In Donnelly v. Greenburgh Central School District No. 7, Docket No. 11-2448-cv (2nd Cir. 2012), one of the issues faced by the Second Circuit Court of Appeals (the “Court”) was whether the plaintiff, Edward Donnelly (“Donnelly”), had been eligible to take leave under the Family Medical Leave Act (the “FMLA”). The defendants argued that Donnelly was not so entitled, because, as calculated under his union’s Collective Bargaining Agreement (the “CBA”), he had worked only 1,247 hours — three fewer than the statutory minimum of 1250 — in the preceding year, The question then, for the Court, is how the hours should be counted in Donnelly’s case.
In analyzing the case, the Court noted that, to be eligible for FMLA leave, an employee must work at least 1,250 hours of service during the previous 12-month period. During the applicable period in this case, Donnelly, a teacher, had worked 172 of the expected 189 days of the school year. The CBA set forth a formula for calculating the number of hours that would be credited to a teacher. Under this formula, the teacher is generally credited with 7.25 hours per day, giving Donnelly 1247 hours. However, Donnelly asserted that he and most teachers regularly work in excess of a total of one hour before and after class, and that he typically worked a total of 1.5 hours before and after class every day. That extra 1.5 hours per day, if taken in account, would be in addition to the 7.25 hours credited under the CBA, and would put Donnelly well over the 1250 hour threshold for the applicable period.
The Court further noted that, as to the number of Donnelly’s hours for determining FMLA leave entitled, the DOL regulations state that, in the event an employer does not maintain an accurate record of hours worked by an employee, the employer has the burden of showing that the employee has not worked the requisite hours.
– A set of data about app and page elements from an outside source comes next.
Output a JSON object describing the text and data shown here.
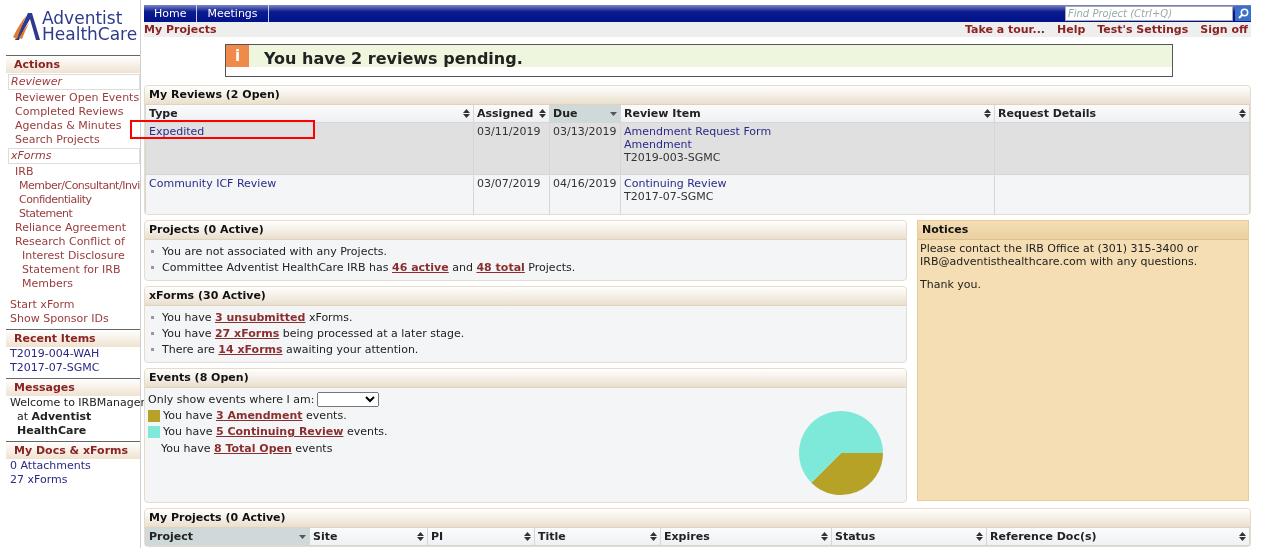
{
  "logo": {
    "line_1": "Adventist",
    "line_2": "HealthCare"
  },
  "sidebar": {
    "sections": [
      {
        "title": "Actions",
        "entries": [
          {
            "kind": "subheader",
            "label": "Reviewer"
          },
          {
            "kind": "link",
            "label": "Reviewer Open Events"
          },
          {
            "kind": "link",
            "label": "Completed Reviews"
          },
          {
            "kind": "link",
            "label": "Agendas & Minutes"
          },
          {
            "kind": "link",
            "label": "Search Projects"
          },
          {
            "kind": "subheader",
            "label": "xForms"
          },
          {
            "kind": "link",
            "label": "IRB"
          },
          {
            "kind": "sublink",
            "lines": [
              "Member/Consultant/Invi",
              "Confidentiality",
              "Statement"
            ]
          },
          {
            "kind": "link",
            "label": "Reliance Agreement"
          },
          {
            "kind": "link",
            "lines": [
              "Research Conflict of",
              "Interest Disclosure",
              "Statement for IRB",
              "Members"
            ]
          },
          {
            "kind": "toplink",
            "label": "Start xForm"
          },
          {
            "kind": "toplink",
            "label": "Show Sponsor IDs"
          }
        ]
      },
      {
        "title": "Recent Items",
        "entries": [
          {
            "kind": "item",
            "label": "T2019-004-WAH"
          },
          {
            "kind": "item",
            "label": "T2017-07-SGMC"
          }
        ]
      },
      {
        "title": "Messages",
        "entries": [
          {
            "kind": "message",
            "lines": [
              "Welcome to IRBManager",
              "at **Adventist**",
              "**HealthCare**"
            ]
          }
        ]
      },
      {
        "title": "My Docs & xForms",
        "entries": [
          {
            "kind": "item",
            "label": "0 Attachments"
          },
          {
            "kind": "item",
            "label": "27 xForms"
          }
        ]
      }
    ]
  },
  "nav": {
    "tabs": [
      {
        "label": "Home",
        "selected": false
      },
      {
        "label": "Meetings",
        "selected": false
      }
    ],
    "search": {
      "placeholder": "Find Project (Ctrl+Q)"
    }
  },
  "breadcrumb": "My Projects",
  "top_links": [
    "Take a tour...",
    "Help",
    "Test's Settings",
    "Sign off"
  ],
  "alert": {
    "icon": "i",
    "message": "You have 2 reviews pending."
  },
  "my_reviews": {
    "title": "My Reviews (2 Open)",
    "columns": [
      {
        "label": "Type",
        "sorted": false
      },
      {
        "label": "Assigned",
        "sorted": false
      },
      {
        "label": "Due",
        "sorted": true
      },
      {
        "label": "Review Item",
        "sorted": false
      },
      {
        "label": "Request Details",
        "sorted": false
      }
    ],
    "rows": [
      {
        "selected": true,
        "annotated": true,
        "type": "Expedited",
        "assigned": "03/11/2019",
        "due": "03/13/2019",
        "review_item": [
          {
            "text": "Amendment Request Form",
            "link": true
          },
          {
            "text": "Amendment",
            "link": true
          },
          {
            "text": "T2019-003-SGMC",
            "link": false
          }
        ]
      },
      {
        "selected": false,
        "annotated": false,
        "type": "Community ICF Review",
        "assigned": "03/07/2019",
        "due": "04/16/2019",
        "review_item": [
          {
            "text": "Continuing Review",
            "link": true
          },
          {
            "text": "T2017-07-SGMC",
            "link": false
          }
        ]
      }
    ]
  },
  "projects": {
    "title": "Projects (0 Active)",
    "bullets": [
      [
        {
          "text": "You are not associated with any Projects."
        }
      ],
      [
        {
          "text": "Committee Adventist HealthCare IRB has "
        },
        {
          "text": "46 active",
          "link": true
        },
        {
          "text": " and "
        },
        {
          "text": "48 total",
          "link": true
        },
        {
          "text": " Projects."
        }
      ]
    ]
  },
  "xforms": {
    "title": "xForms (30 Active)",
    "bullets": [
      [
        {
          "text": "You have "
        },
        {
          "text": "3 unsubmitted",
          "link": true
        },
        {
          "text": " xForms."
        }
      ],
      [
        {
          "text": "You have "
        },
        {
          "text": "27 xForms",
          "link": true
        },
        {
          "text": " being processed at a later stage."
        }
      ],
      [
        {
          "text": "There are "
        },
        {
          "text": "14 xForms",
          "link": true
        },
        {
          "text": " awaiting your attention."
        }
      ]
    ]
  },
  "events": {
    "title": "Events (8 Open)",
    "filter_label": "Only show events where I am:",
    "legend": [
      {
        "color": "#b5a227",
        "segments": [
          {
            "text": "You have "
          },
          {
            "text": "3 Amendment",
            "link": true
          },
          {
            "text": " events."
          }
        ]
      },
      {
        "color": "#7fe9d9",
        "segments": [
          {
            "text": "You have "
          },
          {
            "text": "5 Continuing Review",
            "link": true
          },
          {
            "text": " events."
          }
        ]
      }
    ],
    "total": [
      {
        "text": "You have "
      },
      {
        "text": "8 Total Open",
        "link": true
      },
      {
        "text": " events"
      }
    ],
    "chart_data": {
      "type": "pie",
      "values": [
        37.5,
        62.5
      ]
    }
  },
  "notices": {
    "title": "Notices",
    "paragraphs": [
      "Please contact the IRB Office at (301) 315-3400 or IRB@adventisthealthcare.com with any questions.",
      "Thank you."
    ]
  },
  "my_projects": {
    "title": "My Projects (0 Active)",
    "columns": [
      {
        "label": "Project",
        "sorted": true
      },
      {
        "label": "Site",
        "sorted": false
      },
      {
        "label": "PI",
        "sorted": false
      },
      {
        "label": "Title",
        "sorted": false
      },
      {
        "label": "Expires",
        "sorted": false
      },
      {
        "label": "Status",
        "sorted": false
      },
      {
        "label": "Reference Doc(s)",
        "sorted": false
      }
    ]
  }
}
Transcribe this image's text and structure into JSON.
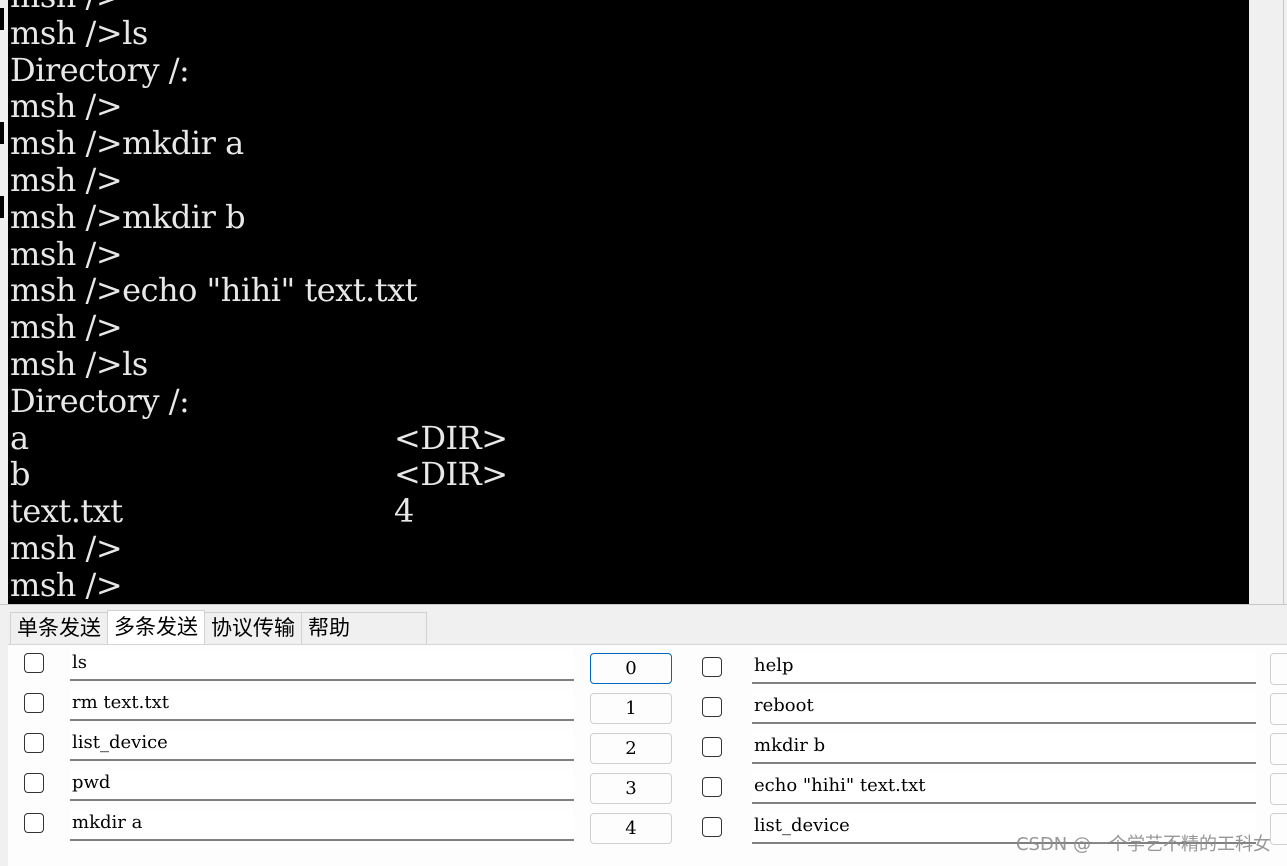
{
  "terminal": {
    "lines": [
      {
        "text": "msh />"
      },
      {
        "text": "msh />ls"
      },
      {
        "text": "Directory /:"
      },
      {
        "text": "msh />"
      },
      {
        "text": "msh />mkdir a"
      },
      {
        "text": "msh />"
      },
      {
        "text": "msh />mkdir b"
      },
      {
        "text": "msh />"
      },
      {
        "text": "msh />echo \"hihi\" text.txt"
      },
      {
        "text": "msh />"
      },
      {
        "text": "msh />ls"
      },
      {
        "text": "Directory /:"
      },
      {
        "name": "a",
        "info": "<DIR>"
      },
      {
        "name": "b",
        "info": "<DIR>"
      },
      {
        "name": "text.txt",
        "info": "4"
      },
      {
        "text": "msh />"
      },
      {
        "text": "msh />"
      }
    ]
  },
  "tabs": [
    {
      "label": "单条发送",
      "active": false
    },
    {
      "label": "多条发送",
      "active": true
    },
    {
      "label": "协议传输",
      "active": false
    },
    {
      "label": "帮助",
      "active": false
    }
  ],
  "multi_send": {
    "rows": [
      {
        "left_cmd": "ls",
        "button": "0",
        "right_cmd": "help",
        "focused": true
      },
      {
        "left_cmd": "rm text.txt",
        "button": "1",
        "right_cmd": "reboot",
        "focused": false
      },
      {
        "left_cmd": "list_device",
        "button": "2",
        "right_cmd": "mkdir b",
        "focused": false
      },
      {
        "left_cmd": "pwd",
        "button": "3",
        "right_cmd": "echo \"hihi\" text.txt",
        "focused": false
      },
      {
        "left_cmd": "mkdir a",
        "button": "4",
        "right_cmd": "list_device",
        "focused": false
      }
    ]
  },
  "watermark": "CSDN @一个学艺不精的工科女"
}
In fact, the regulations specifically state that an employer must be able to clearly demonstrate that full-time teachers of an elementary or secondary school system-like Donnelly- did not work 1,250 hours during the previous 12 months in order to claim that the teachers are not eligible for FMLA leave. (29 C.F.R. § 825.110(c)(3)). The DOL regulations say further that the determining factor is the number of hours an employee has worked for the employer within the meaning of the FLSA. The determination is not limited by methods of recordkeeping, or by compensation agreements that do not accurately reflect all of the hours an employee has worked for or been in service to the employer. Any accurate accounting of actual hours worked under FLSA’s principles may be used (29 C.F.R. § 825.110(c)(1)).
The Court found that the defendants did not keep records of the hours that Donnelly worked, so they have the burden of proving his ineligibility for FMLA leave by reason of failing to work the 1250 hours. Further, based on the DOL regulations, the CBA and its formula do not control in counting the hours. The actual hours worked must be determined. The Court remanded the case back to the district court to make this determination.